### How to complete this task:
Every entry that follows should be repeated exactly; drop the images.
<<<<
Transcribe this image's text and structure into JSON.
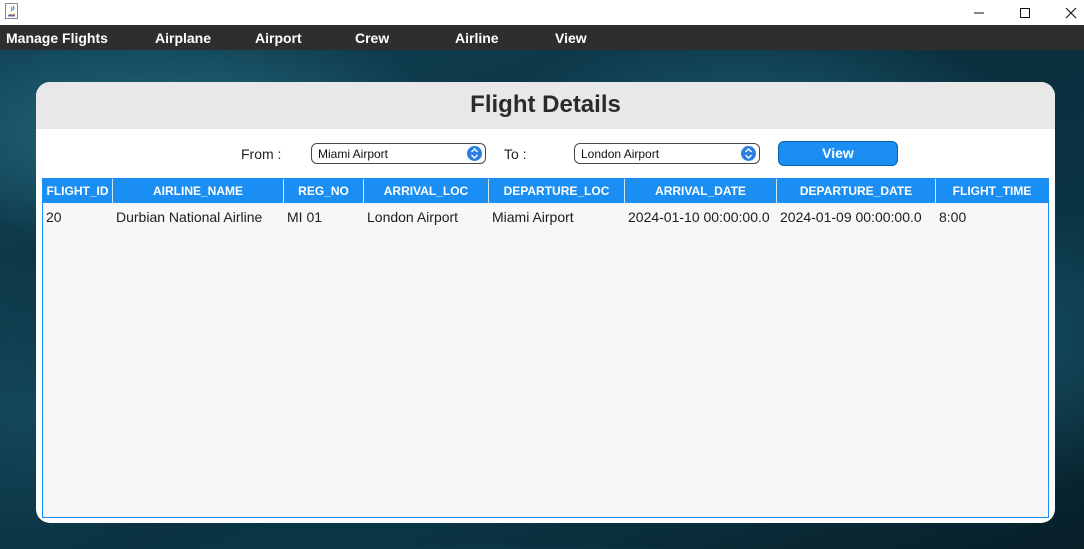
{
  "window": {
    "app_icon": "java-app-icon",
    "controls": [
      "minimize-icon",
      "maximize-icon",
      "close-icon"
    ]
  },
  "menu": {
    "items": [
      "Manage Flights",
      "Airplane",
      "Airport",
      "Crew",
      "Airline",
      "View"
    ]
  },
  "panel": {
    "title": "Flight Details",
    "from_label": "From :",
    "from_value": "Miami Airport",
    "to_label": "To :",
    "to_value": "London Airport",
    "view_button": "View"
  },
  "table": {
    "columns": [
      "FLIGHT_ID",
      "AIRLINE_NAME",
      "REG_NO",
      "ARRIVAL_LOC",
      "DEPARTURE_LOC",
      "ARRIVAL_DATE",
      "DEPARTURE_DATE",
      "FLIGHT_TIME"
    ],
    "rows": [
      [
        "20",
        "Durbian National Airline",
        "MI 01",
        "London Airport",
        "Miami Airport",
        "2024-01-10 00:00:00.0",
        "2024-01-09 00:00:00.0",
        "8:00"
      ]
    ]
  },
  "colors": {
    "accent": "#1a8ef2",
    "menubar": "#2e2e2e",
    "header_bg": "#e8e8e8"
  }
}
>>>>
### Response to the task:
Transcribe this image's text and structure into JSON.
{
  "window": {
    "app_icon": "java-app-icon",
    "controls": [
      "minimize-icon",
      "maximize-icon",
      "close-icon"
    ]
  },
  "menu": {
    "items": [
      "Manage Flights",
      "Airplane",
      "Airport",
      "Crew",
      "Airline",
      "View"
    ]
  },
  "panel": {
    "title": "Flight Details",
    "from_label": "From :",
    "from_value": "Miami Airport",
    "to_label": "To :",
    "to_value": "London Airport",
    "view_button": "View"
  },
  "table": {
    "columns": [
      "FLIGHT_ID",
      "AIRLINE_NAME",
      "REG_NO",
      "ARRIVAL_LOC",
      "DEPARTURE_LOC",
      "ARRIVAL_DATE",
      "DEPARTURE_DATE",
      "FLIGHT_TIME"
    ],
    "rows": [
      [
        "20",
        "Durbian National Airline",
        "MI 01",
        "London Airport",
        "Miami Airport",
        "2024-01-10 00:00:00.0",
        "2024-01-09 00:00:00.0",
        "8:00"
      ]
    ]
  },
  "colors": {
    "accent": "#1a8ef2",
    "menubar": "#2e2e2e",
    "header_bg": "#e8e8e8"
  }
}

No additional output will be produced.